LONDON (Reuters) - Leading credit rating firms see no greater risk of the euro breaking up after the bloc’s leaders on Saturday discussed proposals for a temporary Greek exit from the single currency.
During five years when the possibility of “Grexit” has never been far from investors’ minds, Standard & Poor‘s, Moody’s and Fitch all say they have taken account of redenomination risk when assessing the creditworthiness of euro zone issuers.
That means Germany’s call for Greece to take “time off” from the euro -- which some analysts argue has significantly undermined the irreversibility of the single currency -- has not materially affected their calculations.
The three rating firms said Greece remains the only country at risk of a euro exit, and that is one reason why it carries an average rating some eight notches below that of Portugal, seen as the next weakest member state.
“It’s not appropriate to read too much across from the Greek crisis to other countries,” said S&P’s chief sovereign rating officer Moritz Kraemer. “I think Greece is not only rating-wise but also in other respects in a league of its own in the euro zone.”

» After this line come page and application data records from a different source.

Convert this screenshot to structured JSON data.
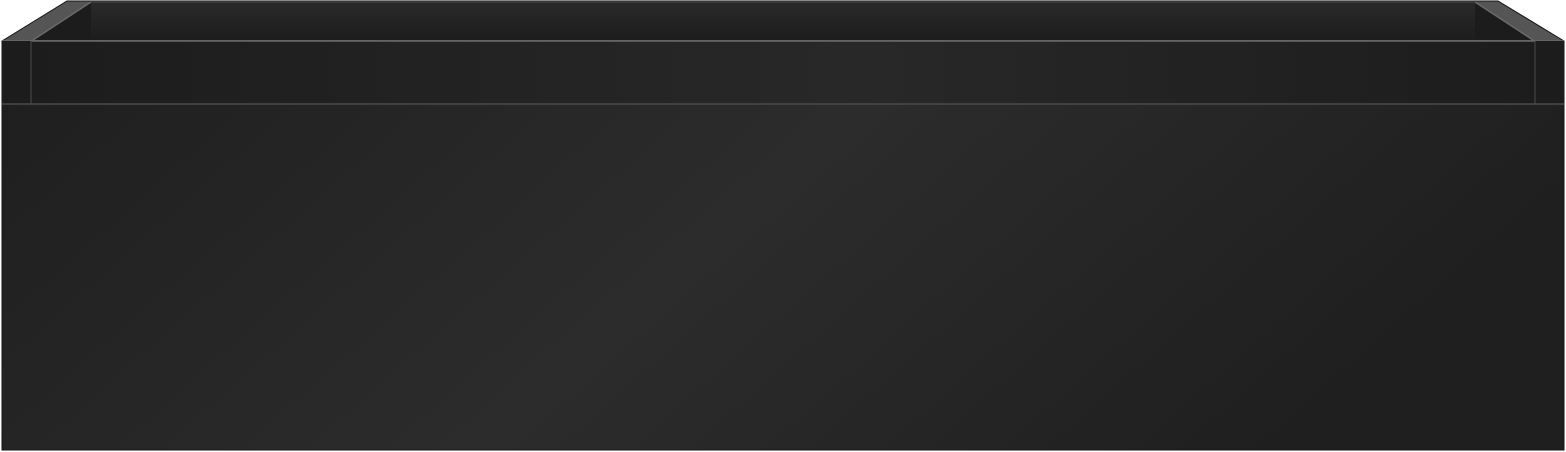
{
  "scene": {
    "subject": "drawer-box",
    "colors": {
      "background": "#ffffff",
      "front_dark": "#1f1f1f",
      "front_light": "#2c2c2c",
      "top_panel": "#555555",
      "top_panel_edge": "#6a6a6a",
      "interior_back": "#2a2a2a",
      "interior_side": "#1c1c1c",
      "back_rim": "#3a3a3a",
      "edge_highlight": "#4a4a4a",
      "outline": "#151515"
    }
  }
}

Even though euro zone leaders agreed a plan to extend a third bailout to Athens on Monday, S&P believes ‘Grexit’ is still more likely than not to happen over the longer term.
One potential consequence is that Greece would revert to a weaker currency that could, after an initial shock, stimulate economic growth that has eluded it in the euro area.
Some argue that in turn could prompt countries with high debts and low growth -- such as Portugal and Italy -- to question the advantages of euro membership.
But Douglas Renwick, head of Western Europe sovereign ratings at Fitch, sees the chance of other countries leaving as remote. “For countries other than Greece, we do not see redenomination risk as high,” he said.
Moody’s meanwhile says it needs time to weigh up the significance of this weekend’s talks.
“I think we would want to take a bit of time to see what has happened once the dust has settled,” said Colin Ellis, the firm’s chief EMEA credit officer.
“The idea of Grexit isn’t new, it’s been talked about in the markets since at least 2010. But if over time the risks around the currency union have changed, of course we would have to address that.”
Additional reporting by Marc Jones; Editing by Nigel Stephenson and Catherine Evans